Eighteen months ago I blogged my ideas about the origins of Project SWORD toys in a post entitled The New Origins of Project SWORD Toys.
It was a work in progress and I said at the time that I was unhappy with what I wrote about the Probe Force 1, pictured. Like my recent posts on the Scramble Bug and Moon Ranger origins this post updates that article.
Despite its sleek SST-type looks reminiscent of of the later Concorde, I am moving away from these designs and leaning more towards a more aggressive arena for the PF1's inspiration: Missiles.
In particular I am now taken with the Nike Hercules as a possible source, which looked like this [pic: nikemissile.org]
The Nike Hercules first saw active duty as a surface-to-air missile for the US Army on June 30, 1958, at batteries located near New York, Philadelphia, and Chicago in the US. Essentially it had three main tapered fins, was arrowhead shaped with four small side fins near the warhead and was white in colour. It sat on top of a stick-like rocket propellant base with a further four fins [pic. themilitarystandard].
Here's one at White Sands Proving Ground with a red tip.
The new shape was quickly captured by model kit manufacturers at the time such as Revell, released in 1958 and, as stated on the box, "scaled from official blueprints".
The Hercules also inspired many rack toys and in particular small missile sets and toy gun combos such as the three pictured. The warhead has been replaced with a red rubber tip reminiscent of the Probe Force 1.
Cape Kennedy Rocket Set made in Hong Kong
Flash Gordon Rocket Range made by Ja-Ru
Rocket carbine made in Japan
Many science magazines of the late Fifties carries advertisements for the US and British firms involved in the Nike Hercules' manufacture:
and popular culture embraced the Hercules too.
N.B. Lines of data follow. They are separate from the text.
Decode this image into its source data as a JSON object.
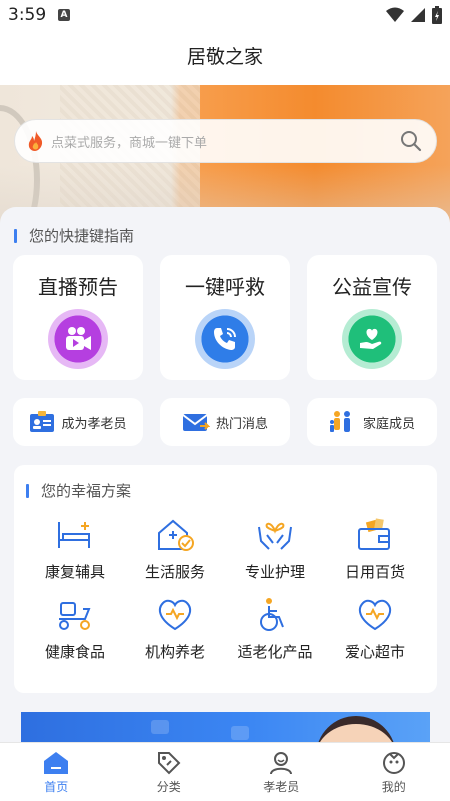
{
  "status_bar": {
    "time": "3:59",
    "notification": "A"
  },
  "header": {
    "title": "居敬之家"
  },
  "search": {
    "placeholder": "点菜式服务，商城一键下单"
  },
  "shortcuts": {
    "title": "您的快捷键指南",
    "big": [
      {
        "label": "直播预告",
        "icon": "live-video-icon",
        "color": "#b53fe0"
      },
      {
        "label": "一键呼救",
        "icon": "phone-call-icon",
        "color": "#2f7de8"
      },
      {
        "label": "公益宣传",
        "icon": "heart-hand-icon",
        "color": "#1fbf7a"
      }
    ],
    "small": [
      {
        "label": "成为孝老员",
        "icon": "id-card-icon"
      },
      {
        "label": "热门消息",
        "icon": "mail-icon"
      },
      {
        "label": "家庭成员",
        "icon": "family-icon"
      }
    ]
  },
  "plan": {
    "title": "您的幸福方案",
    "items": [
      {
        "label": "康复辅具",
        "icon": "bed-icon"
      },
      {
        "label": "生活服务",
        "icon": "home-service-icon"
      },
      {
        "label": "专业护理",
        "icon": "care-hands-icon"
      },
      {
        "label": "日用百货",
        "icon": "wallet-icon"
      },
      {
        "label": "健康食品",
        "icon": "delivery-scooter-icon"
      },
      {
        "label": "机构养老",
        "icon": "heart-pulse-icon"
      },
      {
        "label": "适老化产品",
        "icon": "wheelchair-icon"
      },
      {
        "label": "爱心超市",
        "icon": "heart-pulse-icon"
      }
    ]
  },
  "tabs": [
    {
      "label": "首页",
      "icon": "home-icon",
      "active": true
    },
    {
      "label": "分类",
      "icon": "tag-icon",
      "active": false
    },
    {
      "label": "孝老员",
      "icon": "user-icon",
      "active": false
    },
    {
      "label": "我的",
      "icon": "profile-face-icon",
      "active": false
    }
  ],
  "colors": {
    "accent": "#3d7ff0",
    "background": "#f3f4f8"
  }
}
Here's Miss Miami posing in 1963.
So what of Probe Force 1? It first appears in SOLO comic on June 24th 1967:
My basic thesis is that its design may have been formed by shortening the Nike Hercules' stand. I have done this in the comparison below:
But this doesn't explain the distinctive tail assembly and the long tubular nacelles. For possible source material for these I am going to turn to the pages of Gerry Anderson's own TV21 comic, namely Mike Noble's Fireball XL5 strip from the 21st April 1965, with Bob McCall-inspired art first spotted by Scoop over 5 years ago posted in The Noble Art.
Here we find the streamlined tail fin but more importantly the tail's distinctive fore-spike.
Other possible sources for the tail assembly and tubed nacelles can be found in the designs of the Boeing 2707 Supersonic Transport plane in Science magazines popular in the US and UK during the Fifties and Sixties [read about their development on the excellent Dark Roasted Blend]:
The earlier SCAT 15F program developed by NASA and Boeing in 1965 is another contender for likely source elements for Probe Force 1, in particular the deltoid shape and the tubular nacelles and this was put forward first by Paul Vreede way back in 2010 in his Probe Force One - Origin.
So, somewhere between the spiked body of the Nike Hercules, the tail assembly of Boeing SST and the tubed engines of the NASA Scat we might find the design for Century 21 Toys Probe Force 1 toy. Alas, we are likely never to know for certain but this is my own best guess at the moment.
Comments and views welcomed.